They are called a "Cowl Plenum" air cleaner.<P>------------------<BR>buickfam@aol.com<BR>Life long Buick Fan.<BR>1965 Skylark H/T<BR>1965 Gran Sport Convertible<BR>1948 Chevy Pickup with 401 Buick.<BR>"Fan of anything that moves human beings"

Link to comment
Share on other sites

Here's what it looks like, cool stuff that works! <A HREF="http://www.camaro-untoldsecrets.com/images/gif/crossr4.gif" TARGET=_blank>http://www.camaro-untoldsecrets.com/images/gif/crossr4.gif</A> <P><P>------------------<BR>buickfam@aol.com<BR>Life long Buick Fan.<BR>1965 Skylark H/T<BR>1965 Gran Sport Convertible<BR>1948 Chevy Pickup with 401 Buick.<BR>"Fan of anything that moves human beings"

Link to comment
Share on other sites

Ok, I was thinking you meant the raised hood cowl intake. That style in the pic may work, and probably wouldn't be too hard to do..although I'm envisioning a little metal sawing. What about the front facing hood scoops though? I'm thinking about this from a decorative standpoint mostly to be honest.

Link to comment
Share on other sites

Hey MARTINSR did you fatten up your carb when you added your ram air. My experience has been you need more fuel since you are adding cooler dense air.A set like yours or others can be worth a tenth or more in the quarter.

Link to comment
Share on other sites

I used a system similar to the thunderbolt on my 70 GS I took both inside lights out and fabricated a dryer hose from both of these into the base of my GS air cleaner.<BR>I then put 2 of the stone gaurds in front of the opening . Looked sweet and picked up about 1/10th in the 1/4.<P>------------------<BR>Wildcats.Cars of comfort and speed.<BR>Looking for 70 nos wildcat parts.<BR>Russ

Link to comment
Share on other sites

Stage2Pat,I ran a 1000 CFM Thermoquad. But as I stated I didn't see a difference. I was at Sea level and with the scoops three inches off the hot pavment, it's no wonder it didn't work. The cowl plenum that I have posted here that Chevy used is the way to go.<P>'67, for looks..it doesn't matter then, do as you wish. I think it would work pretty good also though. <P>------------------<BR>buickfam@aol.com<BR>Life long Buick Fan.<BR>1965 Skylark H/T<BR>1965 Gran Sport Convertible<BR>1948 Chevy Pickup with 401 Buick.<BR>"Fan of anything that moves human beings"

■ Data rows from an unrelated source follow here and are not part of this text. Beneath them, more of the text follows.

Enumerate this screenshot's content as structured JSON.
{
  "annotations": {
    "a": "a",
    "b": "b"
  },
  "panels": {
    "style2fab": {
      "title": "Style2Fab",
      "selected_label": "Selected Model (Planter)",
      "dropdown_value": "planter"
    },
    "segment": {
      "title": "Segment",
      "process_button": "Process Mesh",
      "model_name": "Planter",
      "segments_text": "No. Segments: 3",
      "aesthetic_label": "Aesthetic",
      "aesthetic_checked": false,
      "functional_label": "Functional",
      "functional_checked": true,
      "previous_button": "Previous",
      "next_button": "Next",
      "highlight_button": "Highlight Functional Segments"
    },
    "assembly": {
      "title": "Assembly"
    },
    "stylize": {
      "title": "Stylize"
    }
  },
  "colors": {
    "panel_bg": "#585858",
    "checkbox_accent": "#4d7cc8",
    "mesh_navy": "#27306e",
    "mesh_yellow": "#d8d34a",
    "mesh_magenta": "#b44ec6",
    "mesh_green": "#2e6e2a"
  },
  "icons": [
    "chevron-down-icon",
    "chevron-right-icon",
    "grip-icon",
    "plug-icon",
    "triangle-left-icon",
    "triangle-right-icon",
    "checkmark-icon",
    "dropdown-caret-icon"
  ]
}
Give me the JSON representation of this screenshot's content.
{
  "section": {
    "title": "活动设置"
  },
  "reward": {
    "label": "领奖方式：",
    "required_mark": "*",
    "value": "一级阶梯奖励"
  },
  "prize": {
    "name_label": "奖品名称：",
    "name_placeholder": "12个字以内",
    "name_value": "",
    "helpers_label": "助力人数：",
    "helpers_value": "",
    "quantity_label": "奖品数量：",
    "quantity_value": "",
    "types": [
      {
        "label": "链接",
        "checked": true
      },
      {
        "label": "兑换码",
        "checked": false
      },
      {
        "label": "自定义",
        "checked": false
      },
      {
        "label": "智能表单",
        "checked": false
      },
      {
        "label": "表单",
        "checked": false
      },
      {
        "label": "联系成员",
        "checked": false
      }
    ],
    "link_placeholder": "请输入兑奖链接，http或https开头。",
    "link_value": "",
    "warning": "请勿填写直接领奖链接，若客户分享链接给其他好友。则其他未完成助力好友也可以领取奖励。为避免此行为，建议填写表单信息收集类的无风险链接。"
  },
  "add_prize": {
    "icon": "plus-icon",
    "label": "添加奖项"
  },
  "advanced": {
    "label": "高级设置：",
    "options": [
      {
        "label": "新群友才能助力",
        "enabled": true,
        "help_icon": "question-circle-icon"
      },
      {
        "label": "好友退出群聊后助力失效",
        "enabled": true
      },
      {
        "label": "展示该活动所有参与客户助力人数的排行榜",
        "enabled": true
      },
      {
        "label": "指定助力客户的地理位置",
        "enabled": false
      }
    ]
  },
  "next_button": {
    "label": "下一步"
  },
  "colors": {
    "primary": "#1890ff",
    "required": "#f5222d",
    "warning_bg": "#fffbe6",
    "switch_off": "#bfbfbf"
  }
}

Link to comment
Share on other sites

Here is a better, color photo....scroll down to it.... <A HREF="http://www.camarogenerations.com/brett68.html" TARGET=_blank>http://www.camarogenerations.com/brett68.html</A> <BR><P>------------------<BR>buickfam@aol.com<BR>Life long Buick Fan.<BR>1965 Skylark H/T<BR>1965 Gran Sport Convertible<BR>1948 Chevy Pickup with 401 Buick.<BR>"Fan of anything that moves human beings"

Link to comment
Share on other sites

  • 3 weeks later...

water injection is really only useful as a cheap way to stop detonation. i will paraphrase from a book i am reading on turbos:<P>water injection is crap you dont need if the system is designed right from the start. it does not add power, and the water does not burn.<P>allan<P>------------------<BR>allan<BR>--------------<BR>50 special, 455/th400<BR>64 stude gt hawk, 289/auto<BR>76 poncho GP, 400/th400

Link to comment
Share on other sites

Allan, I think Pat was asking abour water <B> injestion. </B> In other words, how do the various systems (and/or the "cowl plenum" device) avoid sucking in raindrops while in operation. Although I've seen nuemerous drain holes in the air cleaners of many systems, if there's a standardised theory for keeping water out of the air filter I'm not aware of one. <P>Anyone? confused.gif

Link to comment
Share on other sites

You are correct Dave. While I'm not talking about taking my car for a swim, couldn't getting caught in a big rainstorm be a bit of a problem?

Link to comment
Share on other sites

Create an account or sign in to comment

You need to be a member in order to leave a comment

Create an account

Sign up for a new account in our community. It's easy!

Register a new account

Sign in

Already have an account? Sign in here.

Sign In Now
 Share

×
×
  • Create New...